EXERCISE:
Nothing but an exact repetition of the entries should appear in the answer.
═══ SUPPLIED DATA ═══
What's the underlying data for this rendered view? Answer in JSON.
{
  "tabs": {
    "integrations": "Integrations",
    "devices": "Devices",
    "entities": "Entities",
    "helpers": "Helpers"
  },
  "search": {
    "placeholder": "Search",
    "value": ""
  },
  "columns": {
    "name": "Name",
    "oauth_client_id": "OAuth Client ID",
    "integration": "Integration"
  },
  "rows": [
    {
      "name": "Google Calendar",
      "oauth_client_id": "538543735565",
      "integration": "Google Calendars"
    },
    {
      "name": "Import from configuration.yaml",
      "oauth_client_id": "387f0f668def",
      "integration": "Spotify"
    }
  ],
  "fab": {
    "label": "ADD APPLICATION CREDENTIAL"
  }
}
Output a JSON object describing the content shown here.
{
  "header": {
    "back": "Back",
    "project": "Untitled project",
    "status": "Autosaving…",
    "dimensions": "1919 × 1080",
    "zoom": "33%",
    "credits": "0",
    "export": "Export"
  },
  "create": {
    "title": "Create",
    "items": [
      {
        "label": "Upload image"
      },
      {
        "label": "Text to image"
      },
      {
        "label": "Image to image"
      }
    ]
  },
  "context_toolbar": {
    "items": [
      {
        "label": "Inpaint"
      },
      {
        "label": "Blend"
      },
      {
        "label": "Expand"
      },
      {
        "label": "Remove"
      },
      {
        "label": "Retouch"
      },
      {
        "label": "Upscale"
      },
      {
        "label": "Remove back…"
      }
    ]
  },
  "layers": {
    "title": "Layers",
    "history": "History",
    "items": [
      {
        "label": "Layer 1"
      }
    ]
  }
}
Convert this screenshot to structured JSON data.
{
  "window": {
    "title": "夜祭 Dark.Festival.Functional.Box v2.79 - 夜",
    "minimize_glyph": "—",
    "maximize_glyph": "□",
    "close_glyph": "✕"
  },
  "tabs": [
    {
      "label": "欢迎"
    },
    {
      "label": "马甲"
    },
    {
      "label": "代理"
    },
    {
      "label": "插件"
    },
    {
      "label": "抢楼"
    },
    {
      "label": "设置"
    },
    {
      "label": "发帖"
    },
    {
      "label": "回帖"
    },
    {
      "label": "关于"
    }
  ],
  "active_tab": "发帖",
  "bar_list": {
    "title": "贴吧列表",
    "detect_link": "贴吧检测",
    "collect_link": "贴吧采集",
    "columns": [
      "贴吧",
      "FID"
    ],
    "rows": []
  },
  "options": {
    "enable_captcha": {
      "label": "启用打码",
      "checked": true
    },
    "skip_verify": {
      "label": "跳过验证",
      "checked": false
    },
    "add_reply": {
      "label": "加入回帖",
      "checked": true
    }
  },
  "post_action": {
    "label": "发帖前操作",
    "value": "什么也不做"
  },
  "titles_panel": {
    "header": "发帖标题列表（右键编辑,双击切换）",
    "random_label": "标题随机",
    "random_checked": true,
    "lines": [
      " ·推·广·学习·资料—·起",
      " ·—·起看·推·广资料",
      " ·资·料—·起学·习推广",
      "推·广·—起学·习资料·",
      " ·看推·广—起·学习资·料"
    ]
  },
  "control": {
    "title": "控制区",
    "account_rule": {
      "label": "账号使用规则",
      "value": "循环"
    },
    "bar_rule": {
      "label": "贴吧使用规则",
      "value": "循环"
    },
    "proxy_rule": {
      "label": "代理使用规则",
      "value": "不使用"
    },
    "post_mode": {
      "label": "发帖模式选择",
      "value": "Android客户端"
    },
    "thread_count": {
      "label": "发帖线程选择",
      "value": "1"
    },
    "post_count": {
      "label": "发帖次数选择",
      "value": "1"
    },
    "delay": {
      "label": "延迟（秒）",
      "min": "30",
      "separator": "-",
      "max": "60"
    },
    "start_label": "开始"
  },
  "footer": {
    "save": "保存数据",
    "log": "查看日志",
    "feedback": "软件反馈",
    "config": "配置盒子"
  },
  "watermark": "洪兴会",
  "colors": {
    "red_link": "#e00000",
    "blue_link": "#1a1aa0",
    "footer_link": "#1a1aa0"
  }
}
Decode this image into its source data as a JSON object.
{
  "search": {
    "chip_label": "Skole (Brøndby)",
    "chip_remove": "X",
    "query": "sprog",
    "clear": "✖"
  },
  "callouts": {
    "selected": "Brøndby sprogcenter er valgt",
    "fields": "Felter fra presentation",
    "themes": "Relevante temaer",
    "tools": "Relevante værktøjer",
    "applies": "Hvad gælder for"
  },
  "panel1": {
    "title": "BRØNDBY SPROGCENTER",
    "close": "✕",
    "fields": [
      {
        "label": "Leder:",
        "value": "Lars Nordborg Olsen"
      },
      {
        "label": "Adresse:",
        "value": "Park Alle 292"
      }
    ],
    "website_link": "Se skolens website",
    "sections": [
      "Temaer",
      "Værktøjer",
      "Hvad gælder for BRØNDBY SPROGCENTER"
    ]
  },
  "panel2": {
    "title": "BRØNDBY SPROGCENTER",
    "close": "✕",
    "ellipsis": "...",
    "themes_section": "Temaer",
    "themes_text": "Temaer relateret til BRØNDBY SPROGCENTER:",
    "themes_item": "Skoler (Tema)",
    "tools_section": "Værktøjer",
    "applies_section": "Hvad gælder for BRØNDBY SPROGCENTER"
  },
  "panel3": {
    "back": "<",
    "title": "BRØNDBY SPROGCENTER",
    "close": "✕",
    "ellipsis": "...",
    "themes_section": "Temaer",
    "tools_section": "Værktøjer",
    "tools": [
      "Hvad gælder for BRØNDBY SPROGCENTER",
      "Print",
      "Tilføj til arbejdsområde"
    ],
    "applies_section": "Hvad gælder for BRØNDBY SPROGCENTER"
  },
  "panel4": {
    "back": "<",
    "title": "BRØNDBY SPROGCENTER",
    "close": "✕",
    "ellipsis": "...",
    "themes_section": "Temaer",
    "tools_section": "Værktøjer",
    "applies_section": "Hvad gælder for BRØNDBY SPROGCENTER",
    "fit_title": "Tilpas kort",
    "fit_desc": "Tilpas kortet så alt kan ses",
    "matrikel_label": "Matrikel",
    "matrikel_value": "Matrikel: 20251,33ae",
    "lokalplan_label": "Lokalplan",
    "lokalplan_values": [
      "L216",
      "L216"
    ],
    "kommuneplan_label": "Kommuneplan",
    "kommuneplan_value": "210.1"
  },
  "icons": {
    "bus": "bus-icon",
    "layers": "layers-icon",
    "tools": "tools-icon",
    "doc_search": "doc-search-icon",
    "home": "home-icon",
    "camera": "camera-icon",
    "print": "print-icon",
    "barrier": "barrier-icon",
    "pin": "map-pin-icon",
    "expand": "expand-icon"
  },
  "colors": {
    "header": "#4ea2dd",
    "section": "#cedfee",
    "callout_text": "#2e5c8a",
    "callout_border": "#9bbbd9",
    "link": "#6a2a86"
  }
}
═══
SOLUTION TO THE EXERCISE:
What's the underlying data for this rendered view? Answer in JSON.
{
  "tabs": {
    "integrations": "Integrations",
    "devices": "Devices",
    "entities": "Entities",
    "helpers": "Helpers"
  },
  "search": {
    "placeholder": "Search",
    "value": ""
  },
  "columns": {
    "name": "Name",
    "oauth_client_id": "OAuth Client ID",
    "integration": "Integration"
  },
  "rows": [
    {
      "name": "Google Calendar",
      "oauth_client_id": "538543735565",
      "integration": "Google Calendars"
    },
    {
      "name": "Import from configuration.yaml",
      "oauth_client_id": "387f0f668def",
      "integration": "Spotify"
    }
  ],
  "fab": {
    "label": "ADD APPLICATION CREDENTIAL"
  }
}
Output a JSON object describing the content shown here.
{
  "header": {
    "back": "Back",
    "project": "Untitled project",
    "status": "Autosaving…",
    "dimensions": "1919 × 1080",
    "zoom": "33%",
    "credits": "0",
    "export": "Export"
  },
  "create": {
    "title": "Create",
    "items": [
      {
        "label": "Upload image"
      },
      {
        "label": "Text to image"
      },
      {
        "label": "Image to image"
      }
    ]
  },
  "context_toolbar": {
    "items": [
      {
        "label": "Inpaint"
      },
      {
        "label": "Blend"
      },
      {
        "label": "Expand"
      },
      {
        "label": "Remove"
      },
      {
        "label": "Retouch"
      },
      {
        "label": "Upscale"
      },
      {
        "label": "Remove back…"
      }
    ]
  },
  "layers": {
    "title": "Layers",
    "history": "History",
    "items": [
      {
        "label": "Layer 1"
      }
    ]
  }
}
Convert this screenshot to structured JSON data.
{
  "window": {
    "title": "夜祭 Dark.Festival.Functional.Box v2.79 - 夜",
    "minimize_glyph": "—",
    "maximize_glyph": "□",
    "close_glyph": "✕"
  },
  "tabs": [
    {
      "label": "欢迎"
    },
    {
      "label": "马甲"
    },
    {
      "label": "代理"
    },
    {
      "label": "插件"
    },
    {
      "label": "抢楼"
    },
    {
      "label": "设置"
    },
    {
      "label": "发帖"
    },
    {
      "label": "回帖"
    },
    {
      "label": "关于"
    }
  ],
  "active_tab": "发帖",
  "bar_list": {
    "title": "贴吧列表",
    "detect_link": "贴吧检测",
    "collect_link": "贴吧采集",
    "columns": [
      "贴吧",
      "FID"
    ],
    "rows": []
  },
  "options": {
    "enable_captcha": {
      "label": "启用打码",
      "checked": true
    },
    "skip_verify": {
      "label": "跳过验证",
      "checked": false
    },
    "add_reply": {
      "label": "加入回帖",
      "checked": true
    }
  },
  "post_action": {
    "label": "发帖前操作",
    "value": "什么也不做"
  },
  "titles_panel": {
    "header": "发帖标题列表（右键编辑,双击切换）",
    "random_label": "标题随机",
    "random_checked": true,
    "lines": [
      " ·推·广·学习·资料—·起",
      " ·—·起看·推·广资料",
      " ·资·料—·起学·习推广",
      "推·广·—起学·习资料·",
      " ·看推·广—起·学习资·料"
    ]
  },
  "control": {
    "title": "控制区",
    "account_rule": {
      "label": "账号使用规则",
      "value": "循环"
    },
    "bar_rule": {
      "label": "贴吧使用规则",
      "value": "循环"
    },
    "proxy_rule": {
      "label": "代理使用规则",
      "value": "不使用"
    },
    "post_mode": {
      "label": "发帖模式选择",
      "value": "Android客户端"
    },
    "thread_count": {
      "label": "发帖线程选择",
      "value": "1"
    },
    "post_count": {
      "label": "发帖次数选择",
      "value": "1"
    },
    "delay": {
      "label": "延迟（秒）",
      "min": "30",
      "separator": "-",
      "max": "60"
    },
    "start_label": "开始"
  },
  "footer": {
    "save": "保存数据",
    "log": "查看日志",
    "feedback": "软件反馈",
    "config": "配置盒子"
  },
  "watermark": "洪兴会",
  "colors": {
    "red_link": "#e00000",
    "blue_link": "#1a1aa0",
    "footer_link": "#1a1aa0"
  }
}
Decode this image into its source data as a JSON object.
{
  "search": {
    "chip_label": "Skole (Brøndby)",
    "chip_remove": "X",
    "query": "sprog",
    "clear": "✖"
  },
  "callouts": {
    "selected": "Brøndby sprogcenter er valgt",
    "fields": "Felter fra presentation",
    "themes": "Relevante temaer",
    "tools": "Relevante værktøjer",
    "applies": "Hvad gælder for"
  },
  "panel1": {
    "title": "BRØNDBY SPROGCENTER",
    "close": "✕",
    "fields": [
      {
        "label": "Leder:",
        "value": "Lars Nordborg Olsen"
      },
      {
        "label": "Adresse:",
        "value": "Park Alle 292"
      }
    ],
    "website_link": "Se skolens website",
    "sections": [
      "Temaer",
      "Værktøjer",
      "Hvad gælder for BRØNDBY SPROGCENTER"
    ]
  },
  "panel2": {
    "title": "BRØNDBY SPROGCENTER",
    "close": "✕",
    "ellipsis": "...",
    "themes_section": "Temaer",
    "themes_text": "Temaer relateret til BRØNDBY SPROGCENTER:",
    "themes_item": "Skoler (Tema)",
    "tools_section": "Værktøjer",
    "applies_section": "Hvad gælder for BRØNDBY SPROGCENTER"
  },
  "panel3": {
    "back": "<",
    "title": "BRØNDBY SPROGCENTER",
    "close": "✕",
    "ellipsis": "...",
    "themes_section": "Temaer",
    "tools_section": "Værktøjer",
    "tools": [
      "Hvad gælder for BRØNDBY SPROGCENTER",
      "Print",
      "Tilføj til arbejdsområde"
    ],
    "applies_section": "Hvad gælder for BRØNDBY SPROGCENTER"
  },
  "panel4": {
    "back": "<",
    "title": "BRØNDBY SPROGCENTER",
    "close": "✕",
    "ellipsis": "...",
    "themes_section": "Temaer",
    "tools_section": "Værktøjer",
    "applies_section": "Hvad gælder for BRØNDBY SPROGCENTER",
    "fit_title": "Tilpas kort",
    "fit_desc": "Tilpas kortet så alt kan ses",
    "matrikel_label": "Matrikel",
    "matrikel_value": "Matrikel: 20251,33ae",
    "lokalplan_label": "Lokalplan",
    "lokalplan_values": [
      "L216",
      "L216"
    ],
    "kommuneplan_label": "Kommuneplan",
    "kommuneplan_value": "210.1"
  },
  "icons": {
    "bus": "bus-icon",
    "layers": "layers-icon",
    "tools": "tools-icon",
    "doc_search": "doc-search-icon",
    "home": "home-icon",
    "camera": "camera-icon",
    "print": "print-icon",
    "barrier": "barrier-icon",
    "pin": "map-pin-icon",
    "expand": "expand-icon"
  },
  "colors": {
    "header": "#4ea2dd",
    "section": "#cedfee",
    "callout_text": "#2e5c8a",
    "callout_border": "#9bbbd9",
    "link": "#6a2a86"
  }
}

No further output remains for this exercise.